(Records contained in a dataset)

-- Opening Marker --

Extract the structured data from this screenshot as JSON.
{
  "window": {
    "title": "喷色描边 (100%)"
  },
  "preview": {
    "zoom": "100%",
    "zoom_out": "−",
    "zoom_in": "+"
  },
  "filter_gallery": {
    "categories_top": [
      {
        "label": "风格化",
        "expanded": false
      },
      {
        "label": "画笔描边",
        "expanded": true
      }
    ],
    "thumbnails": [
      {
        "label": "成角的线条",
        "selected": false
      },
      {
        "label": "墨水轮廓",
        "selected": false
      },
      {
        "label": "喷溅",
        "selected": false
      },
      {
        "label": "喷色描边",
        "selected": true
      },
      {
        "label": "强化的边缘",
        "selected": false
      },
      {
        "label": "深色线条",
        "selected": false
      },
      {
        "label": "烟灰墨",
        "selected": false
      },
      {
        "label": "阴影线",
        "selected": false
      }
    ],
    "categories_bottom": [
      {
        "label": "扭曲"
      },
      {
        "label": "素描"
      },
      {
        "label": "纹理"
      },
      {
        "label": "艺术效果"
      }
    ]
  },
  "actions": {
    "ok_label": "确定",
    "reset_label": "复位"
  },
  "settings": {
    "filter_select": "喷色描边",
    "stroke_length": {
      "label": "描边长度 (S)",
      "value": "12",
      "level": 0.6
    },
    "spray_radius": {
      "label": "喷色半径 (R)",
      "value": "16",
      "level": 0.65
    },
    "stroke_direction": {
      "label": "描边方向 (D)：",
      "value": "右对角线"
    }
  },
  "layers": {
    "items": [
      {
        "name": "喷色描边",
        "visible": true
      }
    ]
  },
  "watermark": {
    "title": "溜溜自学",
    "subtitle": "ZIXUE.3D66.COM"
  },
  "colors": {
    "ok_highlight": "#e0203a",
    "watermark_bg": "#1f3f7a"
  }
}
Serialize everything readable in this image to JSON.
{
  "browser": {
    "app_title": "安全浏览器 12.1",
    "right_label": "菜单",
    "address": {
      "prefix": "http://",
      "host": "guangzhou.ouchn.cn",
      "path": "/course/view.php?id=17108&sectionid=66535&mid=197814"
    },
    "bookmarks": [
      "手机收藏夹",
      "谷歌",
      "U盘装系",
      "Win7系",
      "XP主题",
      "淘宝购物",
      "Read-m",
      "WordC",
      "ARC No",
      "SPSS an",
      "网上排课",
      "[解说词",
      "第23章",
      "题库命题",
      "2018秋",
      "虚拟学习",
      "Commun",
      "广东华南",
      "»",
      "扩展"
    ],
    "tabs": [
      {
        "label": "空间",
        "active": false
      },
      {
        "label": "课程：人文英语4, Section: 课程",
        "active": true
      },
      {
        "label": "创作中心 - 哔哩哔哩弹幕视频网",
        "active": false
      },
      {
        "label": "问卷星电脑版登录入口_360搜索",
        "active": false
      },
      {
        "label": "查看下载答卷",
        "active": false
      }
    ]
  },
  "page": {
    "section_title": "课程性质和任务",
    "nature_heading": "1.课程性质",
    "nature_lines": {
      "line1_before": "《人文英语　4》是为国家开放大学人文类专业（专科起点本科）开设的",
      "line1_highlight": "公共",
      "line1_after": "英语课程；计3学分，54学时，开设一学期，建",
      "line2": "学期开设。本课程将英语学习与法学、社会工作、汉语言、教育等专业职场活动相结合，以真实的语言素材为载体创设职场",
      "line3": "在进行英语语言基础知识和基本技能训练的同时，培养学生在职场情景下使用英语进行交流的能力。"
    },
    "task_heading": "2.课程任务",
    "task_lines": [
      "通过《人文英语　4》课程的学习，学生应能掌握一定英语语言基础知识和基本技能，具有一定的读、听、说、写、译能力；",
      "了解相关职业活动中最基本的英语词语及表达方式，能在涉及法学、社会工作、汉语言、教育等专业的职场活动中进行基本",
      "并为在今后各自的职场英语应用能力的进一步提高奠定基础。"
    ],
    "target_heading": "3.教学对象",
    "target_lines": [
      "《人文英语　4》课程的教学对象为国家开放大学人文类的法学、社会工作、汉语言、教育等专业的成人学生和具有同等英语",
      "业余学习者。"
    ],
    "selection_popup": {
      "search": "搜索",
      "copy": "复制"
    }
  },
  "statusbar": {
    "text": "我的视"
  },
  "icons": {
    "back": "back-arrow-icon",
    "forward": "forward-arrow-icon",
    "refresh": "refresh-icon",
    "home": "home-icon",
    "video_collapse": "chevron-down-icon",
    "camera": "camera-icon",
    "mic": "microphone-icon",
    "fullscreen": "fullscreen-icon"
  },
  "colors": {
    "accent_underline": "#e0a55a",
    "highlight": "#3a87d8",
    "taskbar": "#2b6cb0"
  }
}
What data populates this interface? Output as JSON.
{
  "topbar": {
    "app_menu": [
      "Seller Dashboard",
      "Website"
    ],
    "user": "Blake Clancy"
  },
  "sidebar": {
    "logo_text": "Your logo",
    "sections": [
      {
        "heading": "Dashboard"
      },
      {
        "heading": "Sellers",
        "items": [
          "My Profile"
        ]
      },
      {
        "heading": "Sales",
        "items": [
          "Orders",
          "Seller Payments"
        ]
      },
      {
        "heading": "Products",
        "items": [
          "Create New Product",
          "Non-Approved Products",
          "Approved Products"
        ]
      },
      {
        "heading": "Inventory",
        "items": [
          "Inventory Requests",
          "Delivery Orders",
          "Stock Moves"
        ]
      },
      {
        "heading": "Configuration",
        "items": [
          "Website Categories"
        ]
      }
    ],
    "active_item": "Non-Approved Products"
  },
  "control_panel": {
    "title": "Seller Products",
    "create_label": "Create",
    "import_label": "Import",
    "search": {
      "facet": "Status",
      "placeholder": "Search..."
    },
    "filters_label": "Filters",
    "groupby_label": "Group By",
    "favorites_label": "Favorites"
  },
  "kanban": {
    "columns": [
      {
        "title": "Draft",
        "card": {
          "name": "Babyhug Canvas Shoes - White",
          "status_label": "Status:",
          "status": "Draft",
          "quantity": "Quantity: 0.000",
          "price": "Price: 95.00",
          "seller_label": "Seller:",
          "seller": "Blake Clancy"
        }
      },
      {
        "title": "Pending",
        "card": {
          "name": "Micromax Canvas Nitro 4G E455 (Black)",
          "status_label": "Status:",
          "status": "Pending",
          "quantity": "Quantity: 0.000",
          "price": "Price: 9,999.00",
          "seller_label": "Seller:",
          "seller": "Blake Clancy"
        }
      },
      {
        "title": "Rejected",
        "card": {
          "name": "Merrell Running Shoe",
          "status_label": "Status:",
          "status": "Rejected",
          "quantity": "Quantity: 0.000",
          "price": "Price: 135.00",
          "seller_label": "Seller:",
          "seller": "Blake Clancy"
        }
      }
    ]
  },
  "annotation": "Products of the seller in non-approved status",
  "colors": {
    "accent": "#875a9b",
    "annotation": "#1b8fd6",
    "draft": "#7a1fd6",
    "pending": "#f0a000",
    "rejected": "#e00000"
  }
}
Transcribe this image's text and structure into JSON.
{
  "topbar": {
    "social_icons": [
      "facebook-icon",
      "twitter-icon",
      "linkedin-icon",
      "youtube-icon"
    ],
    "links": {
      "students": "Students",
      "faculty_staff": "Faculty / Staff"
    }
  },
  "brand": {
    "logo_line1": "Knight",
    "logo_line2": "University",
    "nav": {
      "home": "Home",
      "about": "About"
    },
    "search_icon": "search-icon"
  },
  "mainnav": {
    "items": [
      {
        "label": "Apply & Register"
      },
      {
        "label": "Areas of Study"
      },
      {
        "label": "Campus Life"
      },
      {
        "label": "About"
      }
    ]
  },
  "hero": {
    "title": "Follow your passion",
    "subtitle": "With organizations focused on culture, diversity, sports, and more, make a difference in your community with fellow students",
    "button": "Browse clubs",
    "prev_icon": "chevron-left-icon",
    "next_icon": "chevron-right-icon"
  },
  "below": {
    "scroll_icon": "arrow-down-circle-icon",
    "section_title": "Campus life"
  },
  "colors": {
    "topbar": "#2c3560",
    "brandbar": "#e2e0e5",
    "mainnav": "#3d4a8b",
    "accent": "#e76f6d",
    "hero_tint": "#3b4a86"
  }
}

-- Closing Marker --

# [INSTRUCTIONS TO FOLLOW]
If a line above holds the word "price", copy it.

# [ANSWER SECTION]
          "price": "Price: 95.00",
          "price": "Price: 9,999.00",
          "price": "Price: 135.00",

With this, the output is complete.